- **Task details**:
No pictures belong in the copy. Restate the rest of the data exactly.

- **Records to use**:
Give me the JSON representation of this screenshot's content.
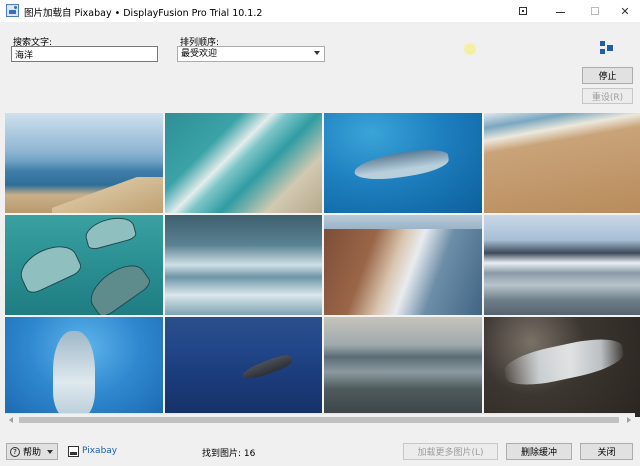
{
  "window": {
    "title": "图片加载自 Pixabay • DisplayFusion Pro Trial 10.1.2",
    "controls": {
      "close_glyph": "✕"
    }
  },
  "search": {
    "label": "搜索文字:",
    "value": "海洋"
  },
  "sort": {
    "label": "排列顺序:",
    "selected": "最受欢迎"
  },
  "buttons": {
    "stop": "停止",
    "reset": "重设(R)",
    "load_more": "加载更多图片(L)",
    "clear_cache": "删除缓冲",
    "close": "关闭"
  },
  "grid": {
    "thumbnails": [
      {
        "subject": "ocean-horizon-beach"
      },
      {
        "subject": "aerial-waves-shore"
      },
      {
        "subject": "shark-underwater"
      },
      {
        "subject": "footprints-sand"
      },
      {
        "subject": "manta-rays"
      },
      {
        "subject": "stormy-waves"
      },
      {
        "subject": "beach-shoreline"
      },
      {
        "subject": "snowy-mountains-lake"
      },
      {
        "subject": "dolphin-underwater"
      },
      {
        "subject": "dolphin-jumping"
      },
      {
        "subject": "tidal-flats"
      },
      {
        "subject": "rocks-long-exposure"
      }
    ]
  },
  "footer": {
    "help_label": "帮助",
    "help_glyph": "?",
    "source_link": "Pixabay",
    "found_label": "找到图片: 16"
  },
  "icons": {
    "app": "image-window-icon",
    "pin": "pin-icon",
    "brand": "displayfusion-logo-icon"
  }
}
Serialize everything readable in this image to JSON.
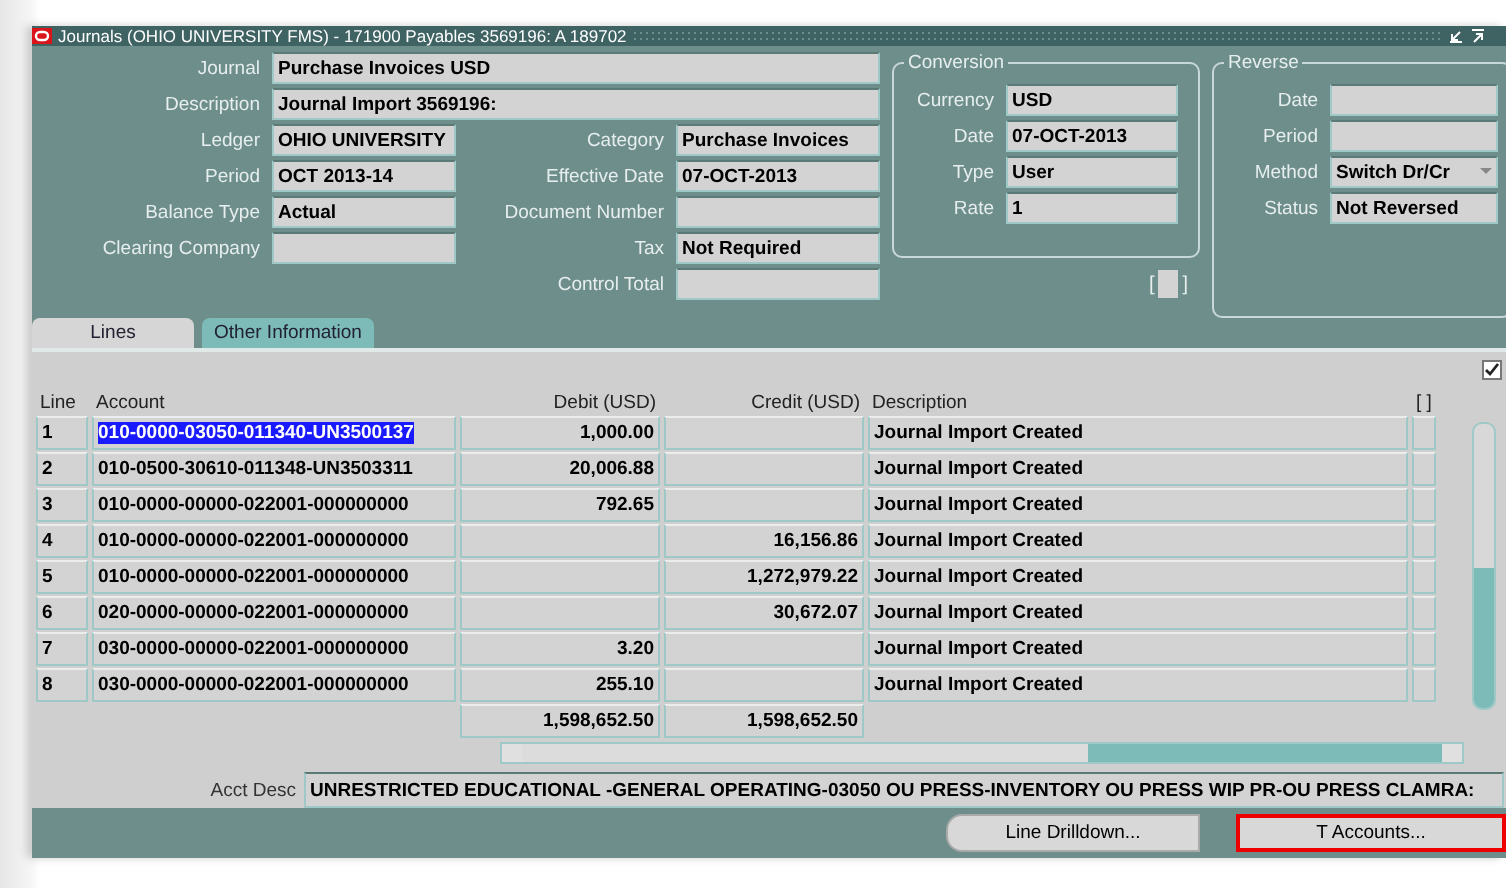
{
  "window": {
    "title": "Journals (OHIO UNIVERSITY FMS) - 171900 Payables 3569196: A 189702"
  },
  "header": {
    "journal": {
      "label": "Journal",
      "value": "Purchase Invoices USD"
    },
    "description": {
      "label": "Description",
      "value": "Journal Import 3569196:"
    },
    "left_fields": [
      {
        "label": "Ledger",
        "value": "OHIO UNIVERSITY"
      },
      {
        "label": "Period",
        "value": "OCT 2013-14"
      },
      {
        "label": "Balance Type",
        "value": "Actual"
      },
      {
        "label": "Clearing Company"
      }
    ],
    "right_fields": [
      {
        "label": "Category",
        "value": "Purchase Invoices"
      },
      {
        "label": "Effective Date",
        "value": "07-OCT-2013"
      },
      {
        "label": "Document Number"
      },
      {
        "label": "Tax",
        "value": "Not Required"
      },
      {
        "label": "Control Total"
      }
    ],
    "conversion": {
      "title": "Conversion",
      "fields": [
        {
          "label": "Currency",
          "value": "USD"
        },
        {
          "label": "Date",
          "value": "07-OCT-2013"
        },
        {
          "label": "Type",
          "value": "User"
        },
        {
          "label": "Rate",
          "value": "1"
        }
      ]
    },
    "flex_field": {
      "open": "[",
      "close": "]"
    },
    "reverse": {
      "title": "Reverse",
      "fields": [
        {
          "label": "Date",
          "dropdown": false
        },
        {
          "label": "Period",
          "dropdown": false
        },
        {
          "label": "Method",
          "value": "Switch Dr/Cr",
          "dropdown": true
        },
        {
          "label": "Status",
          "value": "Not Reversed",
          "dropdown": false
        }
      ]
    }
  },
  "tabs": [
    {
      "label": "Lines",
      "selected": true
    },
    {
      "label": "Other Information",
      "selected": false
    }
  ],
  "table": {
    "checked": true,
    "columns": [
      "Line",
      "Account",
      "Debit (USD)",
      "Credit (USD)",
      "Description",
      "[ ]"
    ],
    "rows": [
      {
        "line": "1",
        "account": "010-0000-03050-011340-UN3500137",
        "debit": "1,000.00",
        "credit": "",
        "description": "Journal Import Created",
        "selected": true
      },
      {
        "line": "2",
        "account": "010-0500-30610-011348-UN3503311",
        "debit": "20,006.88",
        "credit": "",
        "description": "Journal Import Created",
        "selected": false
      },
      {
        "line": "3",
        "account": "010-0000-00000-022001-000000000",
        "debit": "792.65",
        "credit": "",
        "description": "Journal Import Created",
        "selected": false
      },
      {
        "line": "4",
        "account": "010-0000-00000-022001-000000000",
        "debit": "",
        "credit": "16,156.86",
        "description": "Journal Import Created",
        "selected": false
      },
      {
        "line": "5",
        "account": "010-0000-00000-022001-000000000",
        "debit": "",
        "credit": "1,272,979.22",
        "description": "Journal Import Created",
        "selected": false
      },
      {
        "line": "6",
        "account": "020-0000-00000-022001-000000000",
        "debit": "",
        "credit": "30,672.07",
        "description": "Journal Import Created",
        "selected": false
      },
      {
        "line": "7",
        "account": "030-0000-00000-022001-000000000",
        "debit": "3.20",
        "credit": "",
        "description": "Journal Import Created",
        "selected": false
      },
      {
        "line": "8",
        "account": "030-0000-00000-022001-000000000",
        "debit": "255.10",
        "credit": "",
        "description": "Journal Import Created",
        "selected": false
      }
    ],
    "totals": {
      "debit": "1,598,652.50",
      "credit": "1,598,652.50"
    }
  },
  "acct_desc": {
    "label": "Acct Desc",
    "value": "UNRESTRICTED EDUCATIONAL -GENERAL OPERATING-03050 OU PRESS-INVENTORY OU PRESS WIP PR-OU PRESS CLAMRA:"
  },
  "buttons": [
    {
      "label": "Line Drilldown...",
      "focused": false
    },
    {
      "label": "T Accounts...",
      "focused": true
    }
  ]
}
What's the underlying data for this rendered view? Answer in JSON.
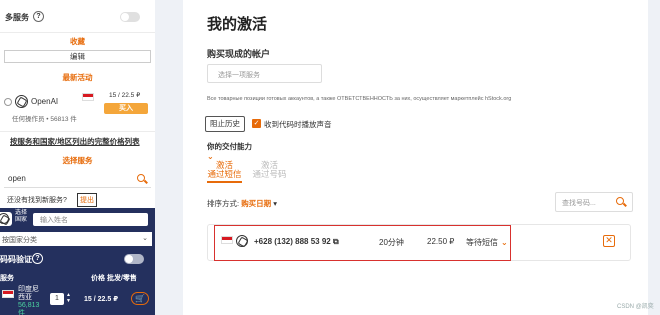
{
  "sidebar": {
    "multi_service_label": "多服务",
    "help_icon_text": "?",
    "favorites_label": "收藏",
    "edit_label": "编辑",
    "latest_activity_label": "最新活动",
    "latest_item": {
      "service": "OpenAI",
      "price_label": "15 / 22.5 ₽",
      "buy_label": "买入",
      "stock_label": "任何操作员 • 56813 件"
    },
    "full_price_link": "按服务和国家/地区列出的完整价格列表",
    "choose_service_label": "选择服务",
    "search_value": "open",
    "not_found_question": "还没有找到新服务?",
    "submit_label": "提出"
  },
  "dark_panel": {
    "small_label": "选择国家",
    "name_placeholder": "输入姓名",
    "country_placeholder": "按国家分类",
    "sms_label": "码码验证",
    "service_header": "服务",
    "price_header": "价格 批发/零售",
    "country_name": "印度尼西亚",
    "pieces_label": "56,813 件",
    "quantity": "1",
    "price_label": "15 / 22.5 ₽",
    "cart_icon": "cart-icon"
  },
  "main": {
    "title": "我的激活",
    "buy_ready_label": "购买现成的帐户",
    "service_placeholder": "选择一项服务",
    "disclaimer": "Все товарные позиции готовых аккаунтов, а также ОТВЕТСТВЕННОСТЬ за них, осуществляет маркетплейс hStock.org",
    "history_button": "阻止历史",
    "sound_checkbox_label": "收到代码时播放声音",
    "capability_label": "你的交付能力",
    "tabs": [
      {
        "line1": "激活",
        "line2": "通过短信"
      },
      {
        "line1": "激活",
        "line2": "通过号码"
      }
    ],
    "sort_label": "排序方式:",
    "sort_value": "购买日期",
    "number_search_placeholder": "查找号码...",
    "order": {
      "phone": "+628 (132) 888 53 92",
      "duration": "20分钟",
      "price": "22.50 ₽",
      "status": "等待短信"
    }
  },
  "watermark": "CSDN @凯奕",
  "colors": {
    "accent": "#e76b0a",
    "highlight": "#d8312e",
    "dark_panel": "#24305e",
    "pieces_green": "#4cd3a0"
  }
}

- **Solution for this exercise**:
Give me the JSON representation of this screenshot's content.
{
  "window": {
    "title": "图片加载自 Pixabay • DisplayFusion Pro Trial 10.1.2",
    "controls": {
      "close_glyph": "✕"
    }
  },
  "search": {
    "label": "搜索文字:",
    "value": "海洋"
  },
  "sort": {
    "label": "排列顺序:",
    "selected": "最受欢迎"
  },
  "buttons": {
    "stop": "停止",
    "reset": "重设(R)",
    "load_more": "加载更多图片(L)",
    "clear_cache": "删除缓冲",
    "close": "关闭"
  },
  "grid": {
    "thumbnails": [
      {
        "subject": "ocean-horizon-beach"
      },
      {
        "subject": "aerial-waves-shore"
      },
      {
        "subject": "shark-underwater"
      },
      {
        "subject": "footprints-sand"
      },
      {
        "subject": "manta-rays"
      },
      {
        "subject": "stormy-waves"
      },
      {
        "subject": "beach-shoreline"
      },
      {
        "subject": "snowy-mountains-lake"
      },
      {
        "subject": "dolphin-underwater"
      },
      {
        "subject": "dolphin-jumping"
      },
      {
        "subject": "tidal-flats"
      },
      {
        "subject": "rocks-long-exposure"
      }
    ]
  },
  "footer": {
    "help_label": "帮助",
    "help_glyph": "?",
    "source_link": "Pixabay",
    "found_label": "找到图片: 16"
  },
  "icons": {
    "app": "image-window-icon",
    "pin": "pin-icon",
    "brand": "displayfusion-logo-icon"
  }
}
Serialize everything readable in this image to JSON.
{
  "window": {
    "title": "Journals (OHIO UNIVERSITY FMS) - 171900 Payables 3569196: A 189702"
  },
  "header": {
    "journal": {
      "label": "Journal",
      "value": "Purchase Invoices USD"
    },
    "description": {
      "label": "Description",
      "value": "Journal Import 3569196:"
    },
    "left_fields": [
      {
        "label": "Ledger",
        "value": "OHIO UNIVERSITY"
      },
      {
        "label": "Period",
        "value": "OCT 2013-14"
      },
      {
        "label": "Balance Type",
        "value": "Actual"
      },
      {
        "label": "Clearing Company"
      }
    ],
    "right_fields": [
      {
        "label": "Category",
        "value": "Purchase Invoices"
      },
      {
        "label": "Effective Date",
        "value": "07-OCT-2013"
      },
      {
        "label": "Document Number"
      },
      {
        "label": "Tax",
        "value": "Not Required"
      },
      {
        "label": "Control Total"
      }
    ],
    "conversion": {
      "title": "Conversion",
      "fields": [
        {
          "label": "Currency",
          "value": "USD"
        },
        {
          "label": "Date",
          "value": "07-OCT-2013"
        },
        {
          "label": "Type",
          "value": "User"
        },
        {
          "label": "Rate",
          "value": "1"
        }
      ]
    },
    "flex_field": {
      "open": "[",
      "close": "]"
    },
    "reverse": {
      "title": "Reverse",
      "fields": [
        {
          "label": "Date",
          "dropdown": false
        },
        {
          "label": "Period",
          "dropdown": false
        },
        {
          "label": "Method",
          "value": "Switch Dr/Cr",
          "dropdown": true
        },
        {
          "label": "Status",
          "value": "Not Reversed",
          "dropdown": false
        }
      ]
    }
  },
  "tabs": [
    {
      "label": "Lines",
      "selected": true
    },
    {
      "label": "Other Information",
      "selected": false
    }
  ],
  "table": {
    "checked": true,
    "columns": [
      "Line",
      "Account",
      "Debit (USD)",
      "Credit (USD)",
      "Description",
      "[ ]"
    ],
    "rows": [
      {
        "line": "1",
        "account": "010-0000-03050-011340-UN3500137",
        "debit": "1,000.00",
        "credit": "",
        "description": "Journal Import Created",
        "selected": true
      },
      {
        "line": "2",
        "account": "010-0500-30610-011348-UN3503311",
        "debit": "20,006.88",
        "credit": "",
        "description": "Journal Import Created",
        "selected": false
      },
      {
        "line": "3",
        "account": "010-0000-00000-022001-000000000",
        "debit": "792.65",
        "credit": "",
        "description": "Journal Import Created",
        "selected": false
      },
      {
        "line": "4",
        "account": "010-0000-00000-022001-000000000",
        "debit": "",
        "credit": "16,156.86",
        "description": "Journal Import Created",
        "selected": false
      },
      {
        "line": "5",
        "account": "010-0000-00000-022001-000000000",
        "debit": "",
        "credit": "1,272,979.22",
        "description": "Journal Import Created",
        "selected": false
      },
      {
        "line": "6",
        "account": "020-0000-00000-022001-000000000",
        "debit": "",
        "credit": "30,672.07",
        "description": "Journal Import Created",
        "selected": false
      },
      {
        "line": "7",
        "account": "030-0000-00000-022001-000000000",
        "debit": "3.20",
        "credit": "",
        "description": "Journal Import Created",
        "selected": false
      },
      {
        "line": "8",
        "account": "030-0000-00000-022001-000000000",
        "debit": "255.10",
        "credit": "",
        "description": "Journal Import Created",
        "selected": false
      }
    ],
    "totals": {
      "debit": "1,598,652.50",
      "credit": "1,598,652.50"
    }
  },
  "acct_desc": {
    "label": "Acct Desc",
    "value": "UNRESTRICTED EDUCATIONAL -GENERAL OPERATING-03050 OU PRESS-INVENTORY OU PRESS WIP PR-OU PRESS CLAMRA:"
  },
  "buttons": [
    {
      "label": "Line Drilldown...",
      "focused": false
    },
    {
      "label": "T Accounts...",
      "focused": true
    }
  ]
}
What's the underlying data for this rendered view? Answer in JSON.
{
  "sidebar": {
    "multi_service_label": "多服务",
    "help_icon_text": "?",
    "favorites_label": "收藏",
    "edit_label": "编辑",
    "latest_activity_label": "最新活动",
    "latest_item": {
      "service": "OpenAI",
      "price_label": "15 / 22.5 ₽",
      "buy_label": "买入",
      "stock_label": "任何操作员 • 56813 件"
    },
    "full_price_link": "按服务和国家/地区列出的完整价格列表",
    "choose_service_label": "选择服务",
    "search_value": "open",
    "not_found_question": "还没有找到新服务?",
    "submit_label": "提出"
  },
  "dark_panel": {
    "small_label": "选择国家",
    "name_placeholder": "输入姓名",
    "country_placeholder": "按国家分类",
    "sms_label": "码码验证",
    "service_header": "服务",
    "price_header": "价格 批发/零售",
    "country_name": "印度尼西亚",
    "pieces_label": "56,813 件",
    "quantity": "1",
    "price_label": "15 / 22.5 ₽",
    "cart_icon": "cart-icon"
  },
  "main": {
    "title": "我的激活",
    "buy_ready_label": "购买现成的帐户",
    "service_placeholder": "选择一项服务",
    "disclaimer": "Все товарные позиции готовых аккаунтов, а также ОТВЕТСТВЕННОСТЬ за них, осуществляет маркетплейс hStock.org",
    "history_button": "阻止历史",
    "sound_checkbox_label": "收到代码时播放声音",
    "capability_label": "你的交付能力",
    "tabs": [
      {
        "line1": "激活",
        "line2": "通过短信"
      },
      {
        "line1": "激活",
        "line2": "通过号码"
      }
    ],
    "sort_label": "排序方式:",
    "sort_value": "购买日期",
    "number_search_placeholder": "查找号码...",
    "order": {
      "phone": "+628 (132) 888 53 92",
      "duration": "20分钟",
      "price": "22.50 ₽",
      "status": "等待短信"
    }
  },
  "watermark": "CSDN @凯奕",
  "colors": {
    "accent": "#e76b0a",
    "highlight": "#d8312e",
    "dark_panel": "#24305e",
    "pieces_green": "#4cd3a0"
  }
}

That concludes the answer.